━━━ RECORDS TO USE ━━━

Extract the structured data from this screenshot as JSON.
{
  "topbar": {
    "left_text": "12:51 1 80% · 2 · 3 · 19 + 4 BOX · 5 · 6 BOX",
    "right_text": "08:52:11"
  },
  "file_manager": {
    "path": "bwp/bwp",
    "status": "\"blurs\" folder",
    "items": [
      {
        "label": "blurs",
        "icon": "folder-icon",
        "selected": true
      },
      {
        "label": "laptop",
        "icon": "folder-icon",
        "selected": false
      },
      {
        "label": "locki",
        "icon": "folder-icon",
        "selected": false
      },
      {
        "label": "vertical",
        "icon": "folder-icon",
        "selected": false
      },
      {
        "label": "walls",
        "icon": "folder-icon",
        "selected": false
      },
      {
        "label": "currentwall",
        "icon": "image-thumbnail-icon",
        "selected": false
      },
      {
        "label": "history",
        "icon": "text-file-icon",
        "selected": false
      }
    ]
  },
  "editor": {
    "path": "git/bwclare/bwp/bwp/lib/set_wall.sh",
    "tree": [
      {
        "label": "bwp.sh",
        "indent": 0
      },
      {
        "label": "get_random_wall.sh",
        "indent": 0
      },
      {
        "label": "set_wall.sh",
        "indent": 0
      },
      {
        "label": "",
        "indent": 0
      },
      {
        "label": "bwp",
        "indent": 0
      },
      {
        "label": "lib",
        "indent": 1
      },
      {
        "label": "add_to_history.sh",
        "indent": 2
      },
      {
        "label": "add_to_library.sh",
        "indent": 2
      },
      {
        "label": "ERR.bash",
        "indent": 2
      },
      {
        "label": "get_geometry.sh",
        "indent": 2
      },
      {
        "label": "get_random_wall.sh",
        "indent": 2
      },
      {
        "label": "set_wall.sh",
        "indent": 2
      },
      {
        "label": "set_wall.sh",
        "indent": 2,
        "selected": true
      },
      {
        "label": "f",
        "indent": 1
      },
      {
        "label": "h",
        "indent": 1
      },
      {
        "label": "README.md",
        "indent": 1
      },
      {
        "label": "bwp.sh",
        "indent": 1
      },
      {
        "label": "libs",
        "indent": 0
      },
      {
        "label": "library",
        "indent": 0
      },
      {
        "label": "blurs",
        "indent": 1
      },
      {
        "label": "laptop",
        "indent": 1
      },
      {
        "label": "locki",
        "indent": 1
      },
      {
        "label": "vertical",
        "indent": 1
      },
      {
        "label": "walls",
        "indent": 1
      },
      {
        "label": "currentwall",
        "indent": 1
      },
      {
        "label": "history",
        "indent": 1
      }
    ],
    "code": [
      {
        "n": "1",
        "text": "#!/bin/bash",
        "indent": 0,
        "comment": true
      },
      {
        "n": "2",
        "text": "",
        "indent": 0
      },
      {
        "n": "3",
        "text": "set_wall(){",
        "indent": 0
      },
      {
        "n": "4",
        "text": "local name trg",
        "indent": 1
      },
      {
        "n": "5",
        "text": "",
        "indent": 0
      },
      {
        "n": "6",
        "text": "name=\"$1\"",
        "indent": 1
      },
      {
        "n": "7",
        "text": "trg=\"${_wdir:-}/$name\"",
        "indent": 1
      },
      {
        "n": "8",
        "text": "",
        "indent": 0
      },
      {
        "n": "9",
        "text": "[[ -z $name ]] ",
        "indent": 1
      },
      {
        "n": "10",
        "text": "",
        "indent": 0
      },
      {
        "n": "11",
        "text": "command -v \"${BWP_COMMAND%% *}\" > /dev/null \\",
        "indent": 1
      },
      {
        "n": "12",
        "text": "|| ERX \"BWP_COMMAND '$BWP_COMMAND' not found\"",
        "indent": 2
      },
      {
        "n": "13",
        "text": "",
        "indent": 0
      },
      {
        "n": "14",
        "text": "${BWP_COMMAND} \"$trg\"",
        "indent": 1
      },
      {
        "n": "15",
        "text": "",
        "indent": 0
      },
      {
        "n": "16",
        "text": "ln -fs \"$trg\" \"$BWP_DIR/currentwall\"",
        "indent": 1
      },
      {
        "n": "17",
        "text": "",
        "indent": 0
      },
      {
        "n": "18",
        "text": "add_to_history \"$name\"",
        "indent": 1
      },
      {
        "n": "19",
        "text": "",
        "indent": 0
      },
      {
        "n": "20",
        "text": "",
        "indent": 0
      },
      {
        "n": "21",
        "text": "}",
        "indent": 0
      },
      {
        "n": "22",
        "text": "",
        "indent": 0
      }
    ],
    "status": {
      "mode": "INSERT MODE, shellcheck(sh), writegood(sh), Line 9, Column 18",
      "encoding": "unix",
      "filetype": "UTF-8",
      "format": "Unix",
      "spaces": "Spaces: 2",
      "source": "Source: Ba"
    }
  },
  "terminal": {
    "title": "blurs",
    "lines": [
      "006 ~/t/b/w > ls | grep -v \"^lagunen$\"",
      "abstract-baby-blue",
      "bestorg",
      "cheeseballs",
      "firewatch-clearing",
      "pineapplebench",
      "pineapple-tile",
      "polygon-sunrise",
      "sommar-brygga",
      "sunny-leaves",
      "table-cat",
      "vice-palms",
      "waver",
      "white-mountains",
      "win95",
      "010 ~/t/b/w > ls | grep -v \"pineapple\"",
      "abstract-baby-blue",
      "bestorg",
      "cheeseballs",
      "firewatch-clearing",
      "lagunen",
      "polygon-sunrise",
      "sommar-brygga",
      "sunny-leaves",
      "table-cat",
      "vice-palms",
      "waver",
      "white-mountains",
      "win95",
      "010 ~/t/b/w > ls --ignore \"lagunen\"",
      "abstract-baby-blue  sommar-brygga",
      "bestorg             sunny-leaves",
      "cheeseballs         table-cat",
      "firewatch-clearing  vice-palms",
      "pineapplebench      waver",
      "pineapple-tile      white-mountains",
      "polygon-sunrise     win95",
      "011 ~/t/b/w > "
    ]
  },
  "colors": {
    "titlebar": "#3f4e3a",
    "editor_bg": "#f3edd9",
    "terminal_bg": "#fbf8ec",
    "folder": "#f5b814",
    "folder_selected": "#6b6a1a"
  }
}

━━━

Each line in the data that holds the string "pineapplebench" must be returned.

      "pineapplebench",
      "pineapplebench      waver",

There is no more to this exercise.